And, despite my efforts to get him to say “Dada” every now and then, he still likes his M-sounds too much to move onto other stuff.
Yes, he still drives us crazy from time to time. There are some weekends when it comes Monday and I’m more than happy to take him back to day care. There are nights when from the second he gets home until the second he goes to bed he just chooses to act like a huge butt.
But there are plenty of other times that balance those out — when he’s playing with his toys or crawling on my face or pointing at the small Christmas tree we still haven’t taken down and going “Gah?” questioningly like he’s trying to figure it all out.
He rides in the shopping cart at the grocery store in his little letterman’s jacket and charms all the girls from age 0-80. He climbs up two stairs and then looks through the railing to make sure you’re paying attention that he’s going up before he keeps climbing. And, on his birthday, when he gets his slice of birthday cake, he doesn’t just take a little piece — he picks up the whole cube of cake and shoves it in his face, apparently.
As I remind my wife on the nights where he’s not being particularly good and trying our patience — he’s a pretty good boy most of the time and he could be a lot worse from stories I’ve heard of other people’s kids.
Back at an old job, I used to laugh because my one coworker who wrote columns basically wrote the same column every week. “Here was something my son did this past week. Blah blah blah. Close with ‘my little boy is growing up so fast.’”
And now, here I am, looking back and trying to figure out what happened to 2019. Time has already accelerated from being a kid to being an adult, but now apparently having a kid has made it whip by even faster.
I still can’t really comprehend it. Luke is 1.
He’s growing, changing and evolving what literally seems like every day.

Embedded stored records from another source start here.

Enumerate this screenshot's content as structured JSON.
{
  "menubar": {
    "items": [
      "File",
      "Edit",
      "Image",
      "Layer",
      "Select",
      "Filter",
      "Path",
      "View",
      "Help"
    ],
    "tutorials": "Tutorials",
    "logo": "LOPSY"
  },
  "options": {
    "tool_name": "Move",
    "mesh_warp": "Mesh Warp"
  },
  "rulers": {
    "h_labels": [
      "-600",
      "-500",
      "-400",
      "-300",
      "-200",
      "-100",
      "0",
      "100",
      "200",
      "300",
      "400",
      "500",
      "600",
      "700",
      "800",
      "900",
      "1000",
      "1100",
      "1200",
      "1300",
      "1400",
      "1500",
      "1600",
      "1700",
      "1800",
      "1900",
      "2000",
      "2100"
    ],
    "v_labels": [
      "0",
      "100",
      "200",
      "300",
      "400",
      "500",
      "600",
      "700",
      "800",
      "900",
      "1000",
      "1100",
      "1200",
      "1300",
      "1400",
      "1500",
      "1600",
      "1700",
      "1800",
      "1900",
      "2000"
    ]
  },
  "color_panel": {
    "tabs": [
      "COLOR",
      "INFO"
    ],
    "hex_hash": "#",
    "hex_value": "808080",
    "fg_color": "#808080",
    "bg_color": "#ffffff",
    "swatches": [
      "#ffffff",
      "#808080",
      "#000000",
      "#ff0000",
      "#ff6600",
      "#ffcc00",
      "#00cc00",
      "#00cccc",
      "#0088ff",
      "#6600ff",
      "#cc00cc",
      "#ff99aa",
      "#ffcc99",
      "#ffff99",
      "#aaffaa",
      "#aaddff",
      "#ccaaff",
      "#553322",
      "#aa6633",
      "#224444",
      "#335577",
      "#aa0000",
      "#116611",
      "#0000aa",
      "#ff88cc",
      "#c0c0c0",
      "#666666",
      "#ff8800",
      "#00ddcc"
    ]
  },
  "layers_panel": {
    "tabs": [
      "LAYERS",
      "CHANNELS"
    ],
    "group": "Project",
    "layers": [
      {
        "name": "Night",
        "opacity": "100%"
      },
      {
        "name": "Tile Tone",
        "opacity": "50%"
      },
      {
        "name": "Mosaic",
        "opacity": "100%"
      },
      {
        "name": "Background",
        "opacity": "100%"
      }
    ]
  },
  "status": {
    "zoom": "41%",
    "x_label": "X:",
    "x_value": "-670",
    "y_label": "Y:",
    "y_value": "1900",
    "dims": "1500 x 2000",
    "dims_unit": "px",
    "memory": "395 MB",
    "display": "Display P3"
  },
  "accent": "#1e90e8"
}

I know all it’s going to take is for me to blink and we’ll be hosting his second birthday party.
Where has a year gone?